This friendliness,  the feeling of being welcomed, didn't feel phoney,  but it obviously was something that was reinforced by museum leaders. 
2.  Offer Choices  The audio tour offered plenty of choices:  a highlights tour, a tour featuring food in art, tours by time periods, tours for families.  And even within an audio clip itself choices were offered.  As I listened to a curator talk about one piece, it ended with, "and if you want to hear more about the reaction to the piece from the artist,  press 5."  It made me more curious about hearing more--a sense of what's next, rather than just a longer audio to listen to.  There were lots of other choices as well--indoors/outdoors;  self guided/guided tours;  drop-in programs;  and more.
3.  Write Great Labels In particular, the labels in the Pacific Standard Time:  Crosscurrents in LA Painting and Sculpture and the Lyonel Feininger temporary exhibits were terrific.  No pictures allowed in these temporary exhibits and I didn't take notes, but my memory of these is that they were each different in feel, but eminently readable.  The Pacific Standard Time ones were sort of muscular, with lots of active words and a real sense of the power and experimentation of the time period.  The Feininger ones were quieter,  and took the visitor through a life filled with art--but also with family and colleagues.  They were more like having a quiet conversation.  And both seemed blessedly free of the sort of art history jargon all too often found in art museum labels.   There were also additional materials that provided great starting places to think about art, as in this looking at photographs piece.
4.  Be Fun  Because the setting is so spectacular it did seem a place where people really relaxed.  It's not the crazy fun of a children's museum, but a place that's really enjoyable--for all kinds of people (and another note--one of the most diverse audiences I've seen in a long time).  The family room was creative and fun.  In a very small space, they took five works of art and created activities around them,  It worked for many different kinds of learners, from kinesthetic to verbal and everyone seemed to be having a great time.  In another post I'll talk about their Sketching Gallery, an entirely different kind of fun.   The large-scale sculptures really encouraged fun exploration outdoors as well.  The images below show the family fun space that relates to the sculpture below it.
5.  It's in the Details  It's pretty sunny at the Getty and this bin of umbrellas below highlights their attention to details (although I have to admit, I thought they were for rainy weather until I saw a tour group sheltered underneath them). 
This attention to details extends to signage,  to the organization of school group clipboards, to the nametags saying "educator" that are given to teachers with school groups.  It feels like every day, someone thinks about how the museum looks to the visitor.  But what was interesting, that attention to details doesn't feel stiff and formal, but rather welcoming.  A favorite small detail:  the informality of this removed from exhibit card just tucked into the label. 
Obviously, the Getty has significant resources to bring to bear on these five items.  But at any museum, we can pay more attention to them.  We can welcome visitors, we can make sure our signage makes sense, we can have more fun, we can write great labels, and we can pay attention to the small things that make a big impression on our visitors.
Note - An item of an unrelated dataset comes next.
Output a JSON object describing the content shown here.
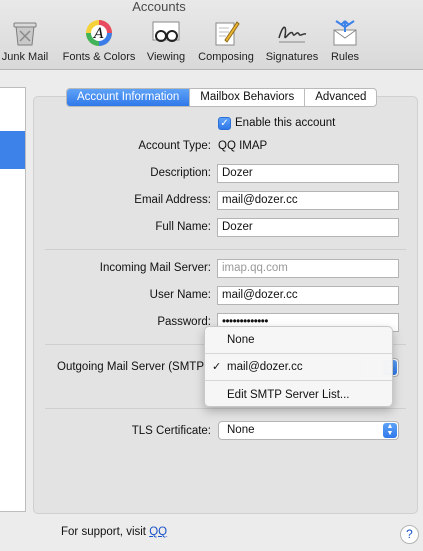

And one more:  Appeal to our better natures 
As we waited to take the tram back down,  a sign invited us to take an online survey.  All of us have seen them, and survey takers usually have a chance to win a membership or something of value to them.  This turned that aspect on its head.  For every visitor taking the survey,  the museum would donate $10 to Inner City Arts.  I felt great helping!  What if you said for each survey taken,  you would offer free admission to a family?  How else can we get people to think about the largest aspects of community, not just themselves?

As we were leaving,  I glanced at a small plaque near a bust of J. Paul Getty himself, where it notes that the museum has been dedicated to "delighting and educating its visitors."  You sure did!